**Your task:** All of the entries below are to be repeated word for word.

Data about app and page elements:
######

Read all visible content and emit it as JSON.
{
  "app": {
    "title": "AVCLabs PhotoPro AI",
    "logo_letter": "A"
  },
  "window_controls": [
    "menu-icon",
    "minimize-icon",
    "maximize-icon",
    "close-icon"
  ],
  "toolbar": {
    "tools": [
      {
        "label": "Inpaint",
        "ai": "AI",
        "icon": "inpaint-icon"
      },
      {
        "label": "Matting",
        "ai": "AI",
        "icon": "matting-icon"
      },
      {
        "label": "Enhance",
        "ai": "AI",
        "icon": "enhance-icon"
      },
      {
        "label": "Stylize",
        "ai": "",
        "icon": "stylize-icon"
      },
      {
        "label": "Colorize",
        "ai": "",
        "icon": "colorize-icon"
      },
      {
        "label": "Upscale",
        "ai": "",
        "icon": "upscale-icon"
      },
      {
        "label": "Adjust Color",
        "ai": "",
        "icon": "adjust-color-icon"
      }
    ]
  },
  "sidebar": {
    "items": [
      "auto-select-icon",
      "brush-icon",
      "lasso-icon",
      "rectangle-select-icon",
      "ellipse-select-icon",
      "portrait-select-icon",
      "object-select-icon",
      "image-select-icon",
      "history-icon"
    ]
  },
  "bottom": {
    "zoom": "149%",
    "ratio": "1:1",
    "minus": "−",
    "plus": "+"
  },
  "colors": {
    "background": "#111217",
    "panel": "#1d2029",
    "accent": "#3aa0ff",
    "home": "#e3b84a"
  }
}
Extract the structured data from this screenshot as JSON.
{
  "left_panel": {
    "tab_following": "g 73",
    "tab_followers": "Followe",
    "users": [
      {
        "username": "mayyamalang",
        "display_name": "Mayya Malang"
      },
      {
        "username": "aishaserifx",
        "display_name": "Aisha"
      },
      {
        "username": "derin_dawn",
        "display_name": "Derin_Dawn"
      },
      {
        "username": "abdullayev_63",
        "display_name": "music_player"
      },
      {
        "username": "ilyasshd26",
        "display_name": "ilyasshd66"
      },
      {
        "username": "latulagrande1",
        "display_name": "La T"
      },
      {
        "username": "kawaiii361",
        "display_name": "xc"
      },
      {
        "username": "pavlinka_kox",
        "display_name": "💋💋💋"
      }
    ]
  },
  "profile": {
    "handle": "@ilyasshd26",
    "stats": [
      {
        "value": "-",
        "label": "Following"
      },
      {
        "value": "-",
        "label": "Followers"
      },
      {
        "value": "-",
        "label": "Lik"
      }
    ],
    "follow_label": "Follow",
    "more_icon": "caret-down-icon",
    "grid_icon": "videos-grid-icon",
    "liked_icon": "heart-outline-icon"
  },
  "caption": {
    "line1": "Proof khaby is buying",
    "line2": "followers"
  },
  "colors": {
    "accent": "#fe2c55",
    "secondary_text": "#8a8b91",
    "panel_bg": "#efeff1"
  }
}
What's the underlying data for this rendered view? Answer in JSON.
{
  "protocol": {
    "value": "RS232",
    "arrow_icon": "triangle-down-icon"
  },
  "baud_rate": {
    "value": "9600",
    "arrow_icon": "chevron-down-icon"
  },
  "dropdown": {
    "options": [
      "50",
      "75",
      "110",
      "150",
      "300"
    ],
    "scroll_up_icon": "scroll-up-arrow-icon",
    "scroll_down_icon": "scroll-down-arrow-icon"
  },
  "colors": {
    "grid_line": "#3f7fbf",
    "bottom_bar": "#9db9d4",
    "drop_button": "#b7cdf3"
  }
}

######

**Solved problem:**
Read all visible content and emit it as JSON.
{
  "app": {
    "title": "AVCLabs PhotoPro AI",
    "logo_letter": "A"
  },
  "window_controls": [
    "menu-icon",
    "minimize-icon",
    "maximize-icon",
    "close-icon"
  ],
  "toolbar": {
    "tools": [
      {
        "label": "Inpaint",
        "ai": "AI",
        "icon": "inpaint-icon"
      },
      {
        "label": "Matting",
        "ai": "AI",
        "icon": "matting-icon"
      },
      {
        "label": "Enhance",
        "ai": "AI",
        "icon": "enhance-icon"
      },
      {
        "label": "Stylize",
        "ai": "",
        "icon": "stylize-icon"
      },
      {
        "label": "Colorize",
        "ai": "",
        "icon": "colorize-icon"
      },
      {
        "label": "Upscale",
        "ai": "",
        "icon": "upscale-icon"
      },
      {
        "label": "Adjust Color",
        "ai": "",
        "icon": "adjust-color-icon"
      }
    ]
  },
  "sidebar": {
    "items": [
      "auto-select-icon",
      "brush-icon",
      "lasso-icon",
      "rectangle-select-icon",
      "ellipse-select-icon",
      "portrait-select-icon",
      "object-select-icon",
      "image-select-icon",
      "history-icon"
    ]
  },
  "bottom": {
    "zoom": "149%",
    "ratio": "1:1",
    "minus": "−",
    "plus": "+"
  },
  "colors": {
    "background": "#111217",
    "panel": "#1d2029",
    "accent": "#3aa0ff",
    "home": "#e3b84a"
  }
}
Extract the structured data from this screenshot as JSON.
{
  "left_panel": {
    "tab_following": "g 73",
    "tab_followers": "Followe",
    "users": [
      {
        "username": "mayyamalang",
        "display_name": "Mayya Malang"
      },
      {
        "username": "aishaserifx",
        "display_name": "Aisha"
      },
      {
        "username": "derin_dawn",
        "display_name": "Derin_Dawn"
      },
      {
        "username": "abdullayev_63",
        "display_name": "music_player"
      },
      {
        "username": "ilyasshd26",
        "display_name": "ilyasshd66"
      },
      {
        "username": "latulagrande1",
        "display_name": "La T"
      },
      {
        "username": "kawaiii361",
        "display_name": "xc"
      },
      {
        "username": "pavlinka_kox",
        "display_name": "💋💋💋"
      }
    ]
  },
  "profile": {
    "handle": "@ilyasshd26",
    "stats": [
      {
        "value": "-",
        "label": "Following"
      },
      {
        "value": "-",
        "label": "Followers"
      },
      {
        "value": "-",
        "label": "Lik"
      }
    ],
    "follow_label": "Follow",
    "more_icon": "caret-down-icon",
    "grid_icon": "videos-grid-icon",
    "liked_icon": "heart-outline-icon"
  },
  "caption": {
    "line1": "Proof khaby is buying",
    "line2": "followers"
  },
  "colors": {
    "accent": "#fe2c55",
    "secondary_text": "#8a8b91",
    "panel_bg": "#efeff1"
  }
}
What's the underlying data for this rendered view? Answer in JSON.
{
  "protocol": {
    "value": "RS232",
    "arrow_icon": "triangle-down-icon"
  },
  "baud_rate": {
    "value": "9600",
    "arrow_icon": "chevron-down-icon"
  },
  "dropdown": {
    "options": [
      "50",
      "75",
      "110",
      "150",
      "300"
    ],
    "scroll_up_icon": "scroll-up-arrow-icon",
    "scroll_down_icon": "scroll-down-arrow-icon"
  },
  "colors": {
    "grid_line": "#3f7fbf",
    "bottom_bar": "#9db9d4",
    "drop_button": "#b7cdf3"
  }
}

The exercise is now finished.